We are wrapping up our discussion of the responsibilities, accountabilities and jurisdiction of the Federal Insurance Office. The FIO was created by the Dodd-Frank Wall Street Reform and Consumer Protection Act, and insurance companies are wondering what exactly to make of it.
The FIO is not a regulator, but it can influence regulators. It is not a reformer, but it is in the process of evaluating the insurance industry’s practices and making recommendations on how to “modernize” them. It is not the voice of the American insurance industry in the international marketplace, but it can participate in some ways.

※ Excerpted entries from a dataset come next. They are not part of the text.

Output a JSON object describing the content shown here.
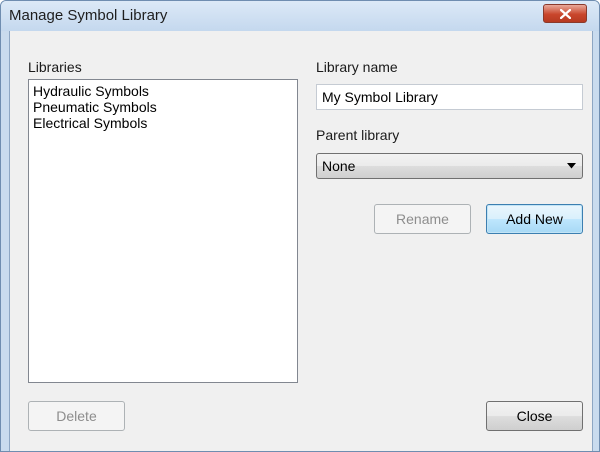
{
  "window": {
    "title": "Manage Symbol Library"
  },
  "libraries": {
    "label": "Libraries",
    "items": [
      "Hydraulic Symbols",
      "Pneumatic Symbols",
      "Electrical Symbols"
    ]
  },
  "library_name": {
    "label": "Library name",
    "value": "My Symbol Library"
  },
  "parent_library": {
    "label": "Parent library",
    "selected": "None"
  },
  "buttons": {
    "rename": "Rename",
    "add_new": "Add New",
    "delete": "Delete",
    "close": "Close"
  },
  "colors": {
    "close_button": "#c9462c",
    "focus_border": "#3c7fb1"
  },
  "icons": {
    "window_close": "close-icon",
    "dropdown": "chevron-down-icon"
  }
}
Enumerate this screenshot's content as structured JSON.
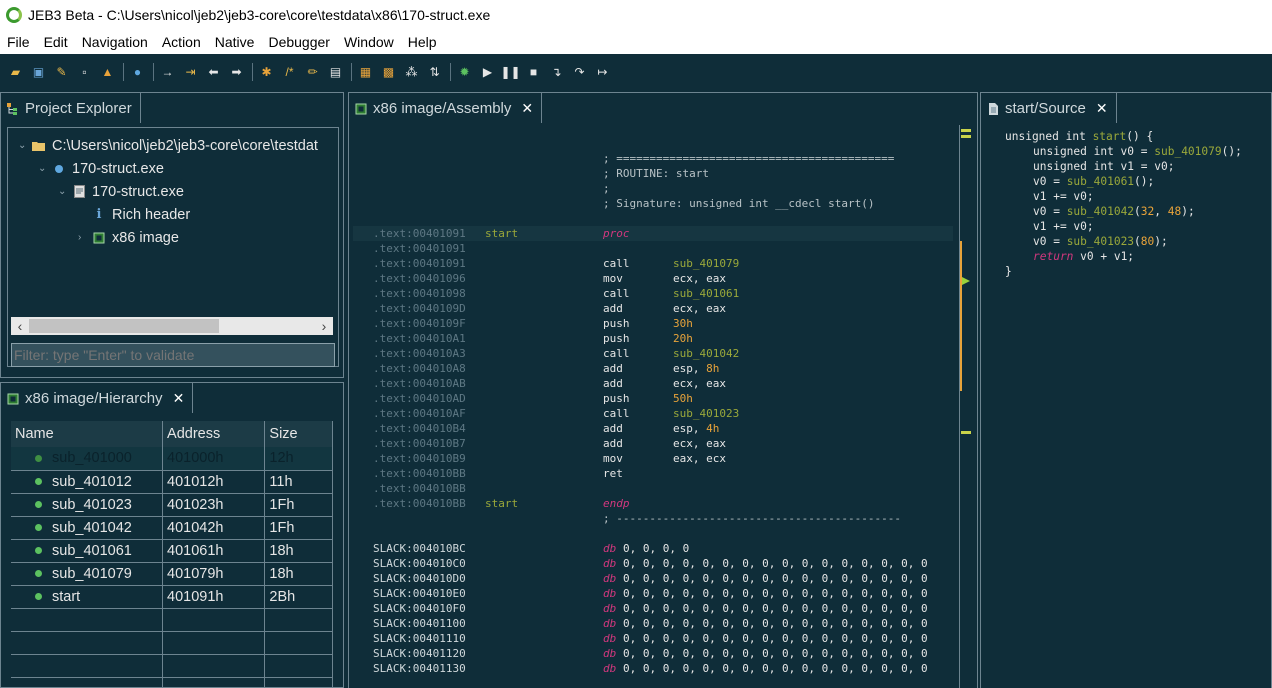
{
  "window": {
    "title": "JEB3 Beta - C:\\Users\\nicol\\jeb2\\jeb3-core\\core\\testdata\\x86\\170-struct.exe"
  },
  "menu": [
    "File",
    "Edit",
    "Navigation",
    "Action",
    "Native",
    "Debugger",
    "Window",
    "Help"
  ],
  "toolbar_icons": [
    "open-folder-icon",
    "save-icon",
    "wrench-icon",
    "close-project-icon",
    "notification-icon",
    "globe-icon",
    "jump-to-icon",
    "go-to-address-icon",
    "back-arrow-icon",
    "forward-arrow-icon",
    "parse-icon",
    "comment-icon",
    "rename-icon",
    "export-icon",
    "decompile-icon",
    "graph-icon",
    "references-icon",
    "cross-ref-icon",
    "attach-debugger-icon",
    "run-icon",
    "pause-icon",
    "stop-icon",
    "step-into-icon",
    "step-over-icon",
    "step-out-icon"
  ],
  "project_explorer": {
    "tab_label": "Project Explorer",
    "tree": [
      {
        "label": "C:\\Users\\nicol\\jeb2\\jeb3-core\\core\\testdat",
        "icon": "folder-icon",
        "depth": 0,
        "twisty": "v"
      },
      {
        "label": "170-struct.exe",
        "icon": "artifact-icon",
        "depth": 1,
        "twisty": "v"
      },
      {
        "label": "170-struct.exe",
        "icon": "file-icon",
        "depth": 2,
        "twisty": "v"
      },
      {
        "label": "Rich header",
        "icon": "info-icon",
        "depth": 3,
        "twisty": ""
      },
      {
        "label": "x86 image",
        "icon": "chip-icon",
        "depth": 3,
        "twisty": ">"
      }
    ],
    "filter_placeholder": "Filter: type \"Enter\" to validate"
  },
  "hierarchy": {
    "tab_label": "x86 image/Hierarchy",
    "columns": [
      "Name",
      "Address",
      "Size"
    ],
    "rows": [
      {
        "name": "sub_401000",
        "address": "401000h",
        "size": "12h",
        "selected": true
      },
      {
        "name": "sub_401012",
        "address": "401012h",
        "size": "11h"
      },
      {
        "name": "sub_401023",
        "address": "401023h",
        "size": "1Fh"
      },
      {
        "name": "sub_401042",
        "address": "401042h",
        "size": "1Fh"
      },
      {
        "name": "sub_401061",
        "address": "401061h",
        "size": "18h"
      },
      {
        "name": "sub_401079",
        "address": "401079h",
        "size": "18h"
      },
      {
        "name": "start",
        "address": "401091h",
        "size": "2Bh"
      }
    ],
    "empty_rows": 4
  },
  "assembly": {
    "tab_label": "x86 image/Assembly",
    "header_lines": [
      "; ==========================================",
      "; ROUTINE: start",
      ";",
      "; Signature: unsigned int __cdecl start()"
    ],
    "lines": [
      {
        "addr": ".text:00401091",
        "label": "start",
        "mn": "proc",
        "ops": []
      },
      {
        "addr": ".text:00401091",
        "label": "",
        "mn": "",
        "ops": []
      },
      {
        "addr": ".text:00401091",
        "label": "",
        "mn": "call",
        "ops": [
          {
            "t": "ref",
            "v": "sub_401079"
          }
        ]
      },
      {
        "addr": ".text:00401096",
        "label": "",
        "mn": "mov",
        "ops": [
          {
            "t": "reg",
            "v": "ecx, eax"
          }
        ]
      },
      {
        "addr": ".text:00401098",
        "label": "",
        "mn": "call",
        "ops": [
          {
            "t": "ref",
            "v": "sub_401061"
          }
        ]
      },
      {
        "addr": ".text:0040109D",
        "label": "",
        "mn": "add",
        "ops": [
          {
            "t": "reg",
            "v": "ecx, eax"
          }
        ]
      },
      {
        "addr": ".text:0040109F",
        "label": "",
        "mn": "push",
        "ops": [
          {
            "t": "num",
            "v": "30h"
          }
        ]
      },
      {
        "addr": ".text:004010A1",
        "label": "",
        "mn": "push",
        "ops": [
          {
            "t": "num",
            "v": "20h"
          }
        ]
      },
      {
        "addr": ".text:004010A3",
        "label": "",
        "mn": "call",
        "ops": [
          {
            "t": "ref",
            "v": "sub_401042"
          }
        ]
      },
      {
        "addr": ".text:004010A8",
        "label": "",
        "mn": "add",
        "ops": [
          {
            "t": "reg",
            "v": "esp, "
          },
          {
            "t": "num",
            "v": "8h"
          }
        ]
      },
      {
        "addr": ".text:004010AB",
        "label": "",
        "mn": "add",
        "ops": [
          {
            "t": "reg",
            "v": "ecx, eax"
          }
        ]
      },
      {
        "addr": ".text:004010AD",
        "label": "",
        "mn": "push",
        "ops": [
          {
            "t": "num",
            "v": "50h"
          }
        ]
      },
      {
        "addr": ".text:004010AF",
        "label": "",
        "mn": "call",
        "ops": [
          {
            "t": "ref",
            "v": "sub_401023"
          }
        ]
      },
      {
        "addr": ".text:004010B4",
        "label": "",
        "mn": "add",
        "ops": [
          {
            "t": "reg",
            "v": "esp, "
          },
          {
            "t": "num",
            "v": "4h"
          }
        ]
      },
      {
        "addr": ".text:004010B7",
        "label": "",
        "mn": "add",
        "ops": [
          {
            "t": "reg",
            "v": "ecx, eax"
          }
        ]
      },
      {
        "addr": ".text:004010B9",
        "label": "",
        "mn": "mov",
        "ops": [
          {
            "t": "reg",
            "v": "eax, ecx"
          }
        ]
      },
      {
        "addr": ".text:004010BB",
        "label": "",
        "mn": "ret",
        "ops": []
      },
      {
        "addr": ".text:004010BB",
        "label": "",
        "mn": "",
        "ops": []
      },
      {
        "addr": ".text:004010BB",
        "label": "start",
        "mn": "endp",
        "ops": []
      }
    ],
    "separator": "; -------------------------------------------",
    "slack": [
      {
        "addr": "SLACK:004010BC",
        "data": "0, 0, 0, 0"
      },
      {
        "addr": "SLACK:004010C0",
        "data": "0, 0, 0, 0, 0, 0, 0, 0, 0, 0, 0, 0, 0, 0, 0, 0"
      },
      {
        "addr": "SLACK:004010D0",
        "data": "0, 0, 0, 0, 0, 0, 0, 0, 0, 0, 0, 0, 0, 0, 0, 0"
      },
      {
        "addr": "SLACK:004010E0",
        "data": "0, 0, 0, 0, 0, 0, 0, 0, 0, 0, 0, 0, 0, 0, 0, 0"
      },
      {
        "addr": "SLACK:004010F0",
        "data": "0, 0, 0, 0, 0, 0, 0, 0, 0, 0, 0, 0, 0, 0, 0, 0"
      },
      {
        "addr": "SLACK:00401100",
        "data": "0, 0, 0, 0, 0, 0, 0, 0, 0, 0, 0, 0, 0, 0, 0, 0"
      },
      {
        "addr": "SLACK:00401110",
        "data": "0, 0, 0, 0, 0, 0, 0, 0, 0, 0, 0, 0, 0, 0, 0, 0"
      },
      {
        "addr": "SLACK:00401120",
        "data": "0, 0, 0, 0, 0, 0, 0, 0, 0, 0, 0, 0, 0, 0, 0, 0"
      },
      {
        "addr": "SLACK:00401130",
        "data": "0, 0, 0, 0, 0, 0, 0, 0, 0, 0, 0, 0, 0, 0, 0, 0"
      }
    ],
    "db_keyword": "db"
  },
  "source": {
    "tab_label": "start/Source",
    "lines": [
      {
        "indent": 0,
        "parts": [
          {
            "t": "txt",
            "v": "unsigned int "
          },
          {
            "t": "fn",
            "v": "start"
          },
          {
            "t": "txt",
            "v": "() {"
          }
        ]
      },
      {
        "indent": 1,
        "parts": [
          {
            "t": "txt",
            "v": "unsigned int v0 = "
          },
          {
            "t": "fn",
            "v": "sub_401079"
          },
          {
            "t": "txt",
            "v": "();"
          }
        ]
      },
      {
        "indent": 1,
        "parts": [
          {
            "t": "txt",
            "v": "unsigned int v1 = v0;"
          }
        ]
      },
      {
        "indent": 1,
        "parts": [
          {
            "t": "txt",
            "v": "v0 = "
          },
          {
            "t": "fn",
            "v": "sub_401061"
          },
          {
            "t": "txt",
            "v": "();"
          }
        ]
      },
      {
        "indent": 1,
        "parts": [
          {
            "t": "txt",
            "v": "v1 += v0;"
          }
        ]
      },
      {
        "indent": 1,
        "parts": [
          {
            "t": "txt",
            "v": "v0 = "
          },
          {
            "t": "fn",
            "v": "sub_401042"
          },
          {
            "t": "txt",
            "v": "("
          },
          {
            "t": "num",
            "v": "32"
          },
          {
            "t": "txt",
            "v": ", "
          },
          {
            "t": "num",
            "v": "48"
          },
          {
            "t": "txt",
            "v": ");"
          }
        ]
      },
      {
        "indent": 1,
        "parts": [
          {
            "t": "txt",
            "v": "v1 += v0;"
          }
        ]
      },
      {
        "indent": 1,
        "parts": [
          {
            "t": "txt",
            "v": "v0 = "
          },
          {
            "t": "fn",
            "v": "sub_401023"
          },
          {
            "t": "txt",
            "v": "("
          },
          {
            "t": "num",
            "v": "80"
          },
          {
            "t": "txt",
            "v": ");"
          }
        ]
      },
      {
        "indent": 1,
        "parts": [
          {
            "t": "kw",
            "v": "return"
          },
          {
            "t": "txt",
            "v": " v0 + v1;"
          }
        ]
      },
      {
        "indent": 0,
        "parts": [
          {
            "t": "txt",
            "v": "}"
          }
        ]
      }
    ]
  },
  "colors": {
    "background": "#0f2d39",
    "label": "#9aa83a",
    "keyword": "#d1387e",
    "number": "#e8a33a",
    "address": "#5e7884"
  }
}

In Florida, consumers may be worried that the FIO will shut down one of the few remaining property insurance companies doing business here. We have so few choices as it is, and we have seen more than our share of insurers leave the state or close up shop altogether. The truth is, though, that the FIO does not have the authority to order an insurer to liquidate.

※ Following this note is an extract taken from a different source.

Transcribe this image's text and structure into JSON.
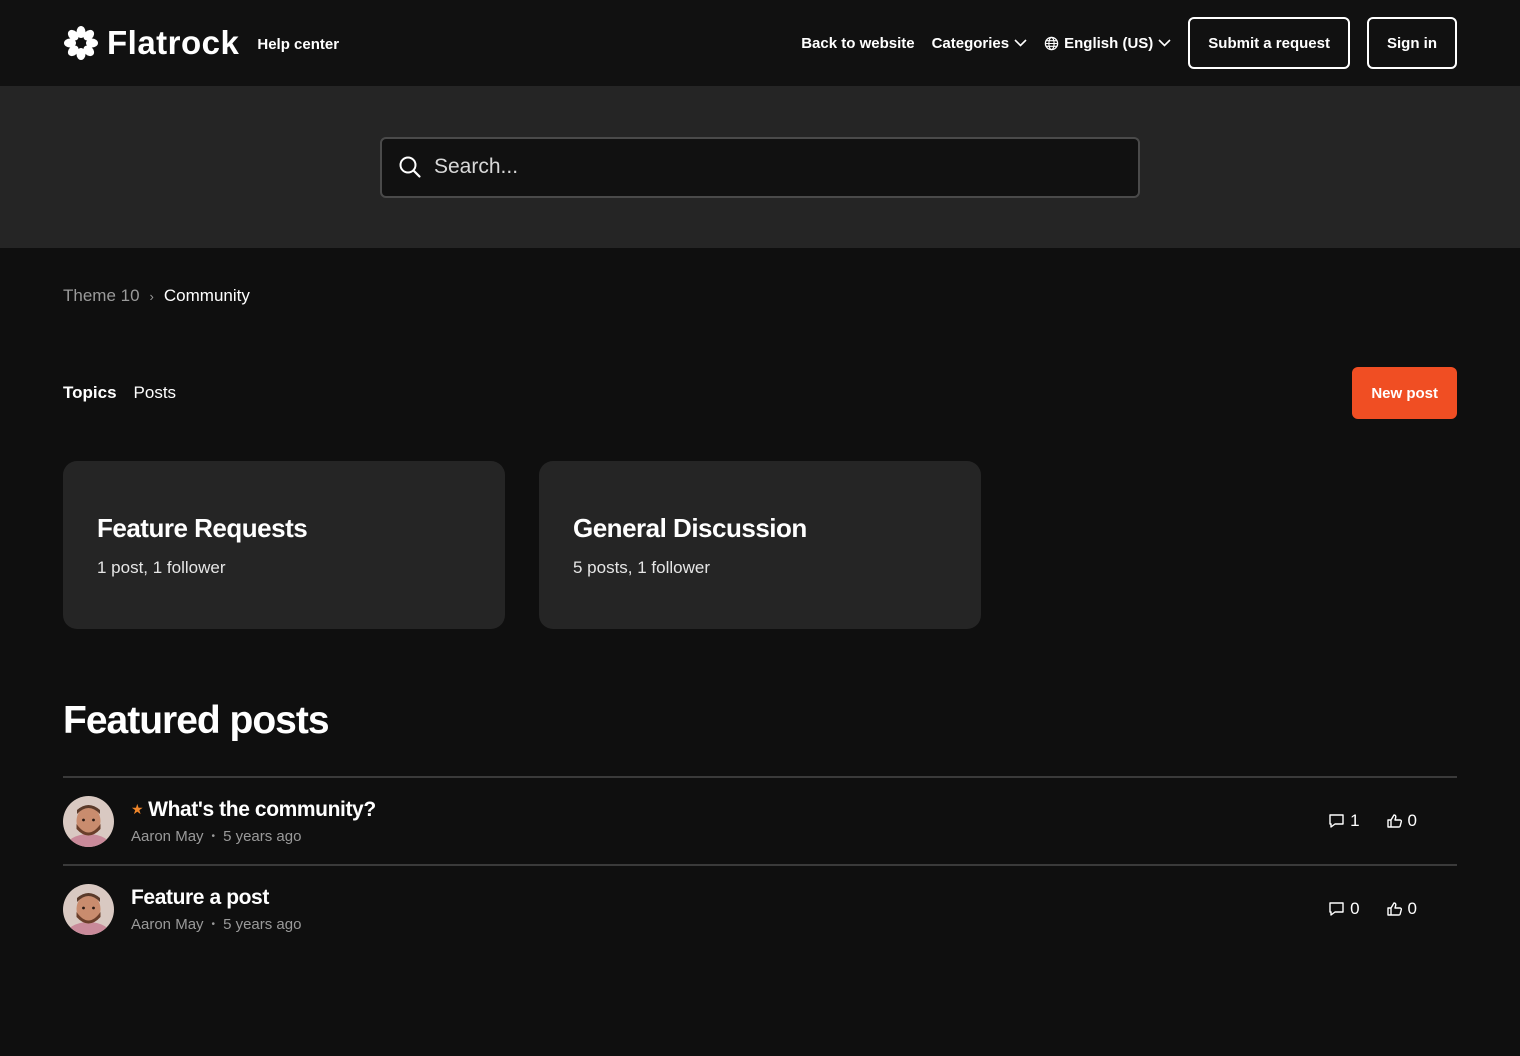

Dodd-Frank does give the Department of the Treasury, the FIO’s parent organization, the authority to put an insurer that is in default or close to default into receivership. The FIO may recommend liquidation, but not without the blessing of the Federal Reserve Board and only if the insurer is “too big to fail.” That is, only if the insurer’s collapse would affect the U.S. financial system as a whole.
Oh, and the FIO may act only if the state insurance commissioner fails to act; the state commissioner has 60 days to act from the date of the Treasury Department’s decision that the insurer’s failure would affect the country’s financial markets as a whole.

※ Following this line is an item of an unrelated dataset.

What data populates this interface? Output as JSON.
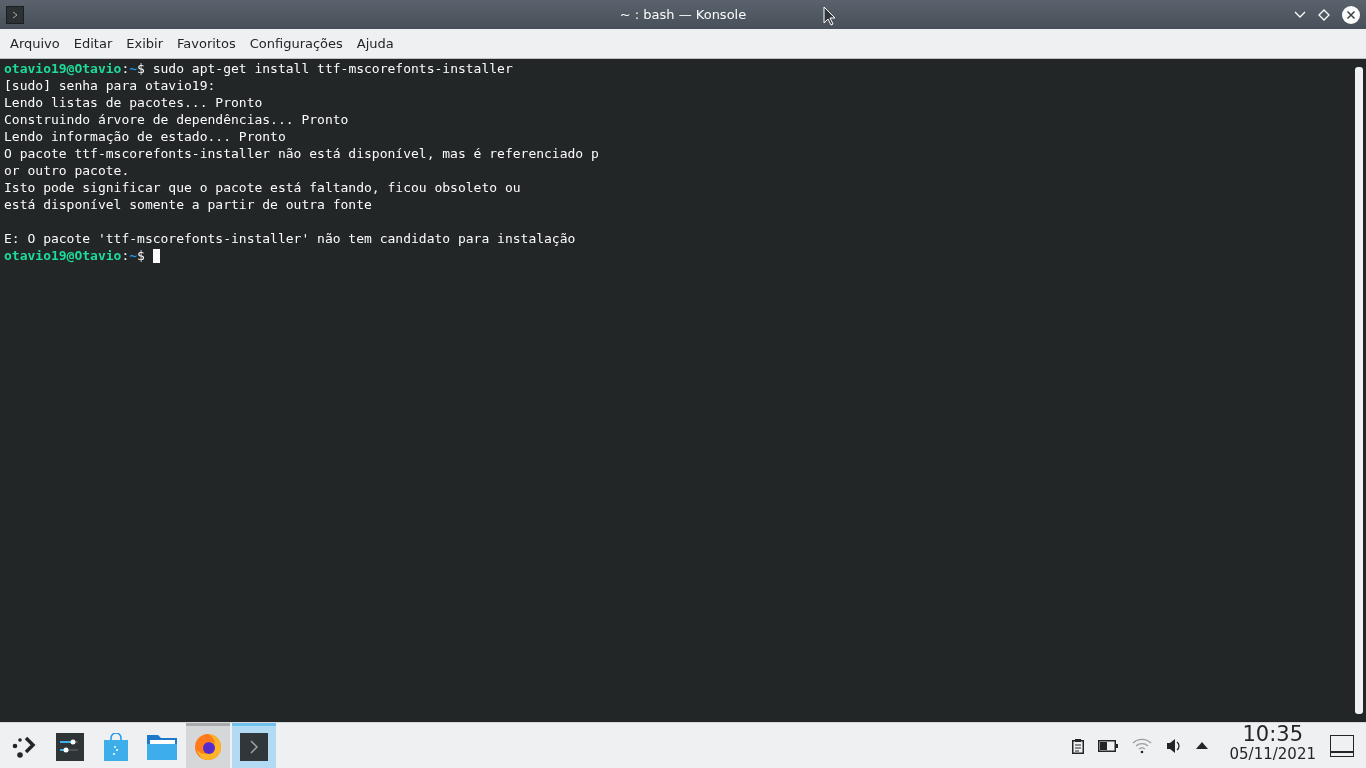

The timeline and the procedural hoops set the odds against the FIO ever having to recommend that an insurer liquidate. The FIO’s authority in the matter, as one analyst puts it, adds suspenders to the belt that is included in other Dodd-Frank provisions.
While the industry worries that the FIO will butt in and make their compliance obligations more burdensome, consumer advocates worry that the FIO will be a toothless watchdog, the kind that barks when the burglar breaks the window, only to lick his hand when he starts cleaning out the jewelry box.
The answer may or may not be clearer after the modernization report comes out.
Source: Carrier Management, “Myths About The Federal Insurance Office,” Michael R. Nelson and Lawrence H. Mirel, July 10, 2013Share